* [WORK REQUIRED]: Using the records below, filter for lines that contain the string "face" and copy them out.
======== DATASET EXCERPTS
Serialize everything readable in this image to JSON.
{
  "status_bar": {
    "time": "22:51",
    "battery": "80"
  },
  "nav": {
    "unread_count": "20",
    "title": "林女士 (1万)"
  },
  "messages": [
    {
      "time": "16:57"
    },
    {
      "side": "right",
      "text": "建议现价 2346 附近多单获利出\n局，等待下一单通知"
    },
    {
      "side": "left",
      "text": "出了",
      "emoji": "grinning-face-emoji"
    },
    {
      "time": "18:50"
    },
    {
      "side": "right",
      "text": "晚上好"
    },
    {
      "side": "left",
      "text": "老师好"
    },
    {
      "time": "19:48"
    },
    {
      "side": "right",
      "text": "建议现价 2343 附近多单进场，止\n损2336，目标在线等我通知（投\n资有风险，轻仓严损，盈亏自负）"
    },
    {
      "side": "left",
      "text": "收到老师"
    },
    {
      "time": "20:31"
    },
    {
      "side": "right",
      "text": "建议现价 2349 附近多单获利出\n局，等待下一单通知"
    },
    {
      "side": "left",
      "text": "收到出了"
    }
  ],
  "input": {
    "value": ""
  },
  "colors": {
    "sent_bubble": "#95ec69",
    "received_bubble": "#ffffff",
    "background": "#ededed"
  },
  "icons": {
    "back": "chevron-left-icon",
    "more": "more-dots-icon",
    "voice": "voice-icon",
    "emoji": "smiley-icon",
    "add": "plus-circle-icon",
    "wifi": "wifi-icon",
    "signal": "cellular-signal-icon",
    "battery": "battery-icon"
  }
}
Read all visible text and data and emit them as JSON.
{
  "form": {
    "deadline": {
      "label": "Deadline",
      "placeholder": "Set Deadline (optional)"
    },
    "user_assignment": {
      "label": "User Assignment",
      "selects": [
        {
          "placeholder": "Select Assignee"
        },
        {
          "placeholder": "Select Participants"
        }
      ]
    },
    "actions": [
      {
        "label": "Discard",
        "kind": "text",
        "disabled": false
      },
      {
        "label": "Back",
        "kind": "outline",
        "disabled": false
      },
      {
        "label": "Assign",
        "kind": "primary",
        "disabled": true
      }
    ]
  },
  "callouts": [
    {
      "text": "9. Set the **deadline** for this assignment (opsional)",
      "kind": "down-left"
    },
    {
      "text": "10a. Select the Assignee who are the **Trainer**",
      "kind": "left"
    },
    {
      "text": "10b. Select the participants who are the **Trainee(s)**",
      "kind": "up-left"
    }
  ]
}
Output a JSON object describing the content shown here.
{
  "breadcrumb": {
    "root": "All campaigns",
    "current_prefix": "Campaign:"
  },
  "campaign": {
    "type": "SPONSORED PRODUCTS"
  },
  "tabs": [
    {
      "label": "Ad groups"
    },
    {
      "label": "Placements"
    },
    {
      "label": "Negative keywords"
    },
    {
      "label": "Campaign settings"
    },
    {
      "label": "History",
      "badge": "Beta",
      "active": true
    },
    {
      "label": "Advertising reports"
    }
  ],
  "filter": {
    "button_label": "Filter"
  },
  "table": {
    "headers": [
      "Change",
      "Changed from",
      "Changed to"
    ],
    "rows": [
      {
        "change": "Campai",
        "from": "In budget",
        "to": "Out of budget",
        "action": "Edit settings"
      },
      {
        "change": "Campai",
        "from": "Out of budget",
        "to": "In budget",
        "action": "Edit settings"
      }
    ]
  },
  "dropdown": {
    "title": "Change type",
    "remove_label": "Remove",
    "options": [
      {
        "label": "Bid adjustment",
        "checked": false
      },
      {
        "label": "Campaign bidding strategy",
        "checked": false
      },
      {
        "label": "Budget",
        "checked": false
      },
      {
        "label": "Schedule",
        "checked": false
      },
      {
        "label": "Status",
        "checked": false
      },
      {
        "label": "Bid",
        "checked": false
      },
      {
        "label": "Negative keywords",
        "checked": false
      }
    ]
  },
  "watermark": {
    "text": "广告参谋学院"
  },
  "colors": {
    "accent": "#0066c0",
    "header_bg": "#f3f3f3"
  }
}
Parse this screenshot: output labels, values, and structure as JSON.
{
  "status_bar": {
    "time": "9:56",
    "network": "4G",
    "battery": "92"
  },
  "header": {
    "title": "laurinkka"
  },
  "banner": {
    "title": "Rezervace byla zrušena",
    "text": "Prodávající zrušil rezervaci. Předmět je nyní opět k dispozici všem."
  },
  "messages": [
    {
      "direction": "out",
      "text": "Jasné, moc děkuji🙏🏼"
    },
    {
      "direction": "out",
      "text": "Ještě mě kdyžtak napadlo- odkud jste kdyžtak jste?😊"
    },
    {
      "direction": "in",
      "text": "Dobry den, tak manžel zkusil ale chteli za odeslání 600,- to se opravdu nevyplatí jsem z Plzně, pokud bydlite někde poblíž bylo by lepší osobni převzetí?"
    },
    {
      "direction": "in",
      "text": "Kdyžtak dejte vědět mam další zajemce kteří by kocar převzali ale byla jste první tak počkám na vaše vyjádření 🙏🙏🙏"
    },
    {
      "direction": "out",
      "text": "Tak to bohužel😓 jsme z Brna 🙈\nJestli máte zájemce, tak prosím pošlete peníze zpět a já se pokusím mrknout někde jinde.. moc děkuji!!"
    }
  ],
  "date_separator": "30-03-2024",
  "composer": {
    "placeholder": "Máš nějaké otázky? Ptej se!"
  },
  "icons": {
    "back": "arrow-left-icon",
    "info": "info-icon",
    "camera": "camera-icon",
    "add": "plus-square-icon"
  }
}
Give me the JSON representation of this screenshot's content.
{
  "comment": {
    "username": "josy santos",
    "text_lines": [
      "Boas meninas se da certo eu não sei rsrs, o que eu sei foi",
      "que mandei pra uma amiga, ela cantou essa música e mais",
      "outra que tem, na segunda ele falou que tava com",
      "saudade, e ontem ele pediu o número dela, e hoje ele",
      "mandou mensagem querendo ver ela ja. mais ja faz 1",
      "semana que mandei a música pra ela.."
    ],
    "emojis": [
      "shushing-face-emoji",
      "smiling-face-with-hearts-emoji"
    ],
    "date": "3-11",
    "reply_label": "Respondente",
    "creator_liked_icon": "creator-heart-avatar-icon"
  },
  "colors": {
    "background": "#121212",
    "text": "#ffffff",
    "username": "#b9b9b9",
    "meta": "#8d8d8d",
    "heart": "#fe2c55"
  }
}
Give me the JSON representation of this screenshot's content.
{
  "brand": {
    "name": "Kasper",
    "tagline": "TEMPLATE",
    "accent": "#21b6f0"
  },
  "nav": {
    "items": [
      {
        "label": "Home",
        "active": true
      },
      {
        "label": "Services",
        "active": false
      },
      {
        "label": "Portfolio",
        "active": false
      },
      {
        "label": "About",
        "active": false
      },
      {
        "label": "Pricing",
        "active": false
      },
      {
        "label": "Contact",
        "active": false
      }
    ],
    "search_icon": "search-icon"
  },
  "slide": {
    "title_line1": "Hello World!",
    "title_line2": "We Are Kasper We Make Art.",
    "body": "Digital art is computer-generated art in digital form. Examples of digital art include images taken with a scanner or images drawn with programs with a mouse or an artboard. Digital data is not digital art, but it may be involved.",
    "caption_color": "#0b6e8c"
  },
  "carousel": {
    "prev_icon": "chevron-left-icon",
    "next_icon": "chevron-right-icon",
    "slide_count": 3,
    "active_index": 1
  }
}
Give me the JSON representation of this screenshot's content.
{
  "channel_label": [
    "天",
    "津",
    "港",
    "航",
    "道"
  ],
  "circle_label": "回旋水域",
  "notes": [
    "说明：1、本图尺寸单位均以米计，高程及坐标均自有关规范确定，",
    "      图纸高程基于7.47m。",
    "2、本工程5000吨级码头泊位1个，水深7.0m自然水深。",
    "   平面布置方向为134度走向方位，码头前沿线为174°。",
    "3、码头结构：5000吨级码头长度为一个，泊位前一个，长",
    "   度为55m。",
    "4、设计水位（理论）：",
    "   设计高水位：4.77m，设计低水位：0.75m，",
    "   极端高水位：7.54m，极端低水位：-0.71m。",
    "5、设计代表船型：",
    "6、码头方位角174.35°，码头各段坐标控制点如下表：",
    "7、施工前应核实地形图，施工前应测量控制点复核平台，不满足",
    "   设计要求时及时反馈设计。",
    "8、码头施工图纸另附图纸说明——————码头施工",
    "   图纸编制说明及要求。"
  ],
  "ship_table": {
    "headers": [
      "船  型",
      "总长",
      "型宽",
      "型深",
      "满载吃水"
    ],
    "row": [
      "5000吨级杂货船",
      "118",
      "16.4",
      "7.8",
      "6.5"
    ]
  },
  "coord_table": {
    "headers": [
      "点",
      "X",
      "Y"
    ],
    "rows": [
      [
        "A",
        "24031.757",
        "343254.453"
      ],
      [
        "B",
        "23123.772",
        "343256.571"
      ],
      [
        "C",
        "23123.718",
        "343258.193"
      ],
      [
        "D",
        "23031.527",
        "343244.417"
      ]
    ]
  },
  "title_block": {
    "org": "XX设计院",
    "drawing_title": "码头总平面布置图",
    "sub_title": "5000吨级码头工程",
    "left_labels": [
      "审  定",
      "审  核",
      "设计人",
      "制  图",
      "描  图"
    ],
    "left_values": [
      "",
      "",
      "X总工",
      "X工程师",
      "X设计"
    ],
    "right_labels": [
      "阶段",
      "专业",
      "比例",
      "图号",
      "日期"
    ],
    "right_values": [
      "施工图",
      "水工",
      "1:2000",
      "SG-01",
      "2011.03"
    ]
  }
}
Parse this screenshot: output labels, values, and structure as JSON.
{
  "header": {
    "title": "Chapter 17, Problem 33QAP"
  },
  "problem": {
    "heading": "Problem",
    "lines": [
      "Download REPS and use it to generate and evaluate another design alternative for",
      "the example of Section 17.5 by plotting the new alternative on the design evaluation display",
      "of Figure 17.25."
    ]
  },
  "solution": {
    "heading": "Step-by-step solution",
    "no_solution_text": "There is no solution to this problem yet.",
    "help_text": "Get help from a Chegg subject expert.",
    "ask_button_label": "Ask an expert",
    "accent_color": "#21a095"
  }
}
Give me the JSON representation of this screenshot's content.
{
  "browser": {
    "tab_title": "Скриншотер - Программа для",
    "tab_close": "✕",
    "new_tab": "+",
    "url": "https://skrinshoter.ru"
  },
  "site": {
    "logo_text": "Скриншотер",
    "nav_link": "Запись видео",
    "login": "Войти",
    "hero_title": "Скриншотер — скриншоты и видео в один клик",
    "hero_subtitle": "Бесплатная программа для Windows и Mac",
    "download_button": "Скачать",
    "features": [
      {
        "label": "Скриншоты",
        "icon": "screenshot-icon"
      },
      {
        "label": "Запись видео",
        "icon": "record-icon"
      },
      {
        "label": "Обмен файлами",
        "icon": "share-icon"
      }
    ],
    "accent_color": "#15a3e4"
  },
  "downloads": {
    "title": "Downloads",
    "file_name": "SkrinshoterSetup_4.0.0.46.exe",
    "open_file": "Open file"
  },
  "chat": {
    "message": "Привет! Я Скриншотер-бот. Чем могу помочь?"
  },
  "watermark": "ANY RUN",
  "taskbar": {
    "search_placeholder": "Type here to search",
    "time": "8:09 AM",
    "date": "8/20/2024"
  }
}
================
* [WRITTEN RESPONSE]:
      "emoji": "grinning-face-emoji"
      "shushing-face-emoji",
      "smiling-face-with-hearts-emoji"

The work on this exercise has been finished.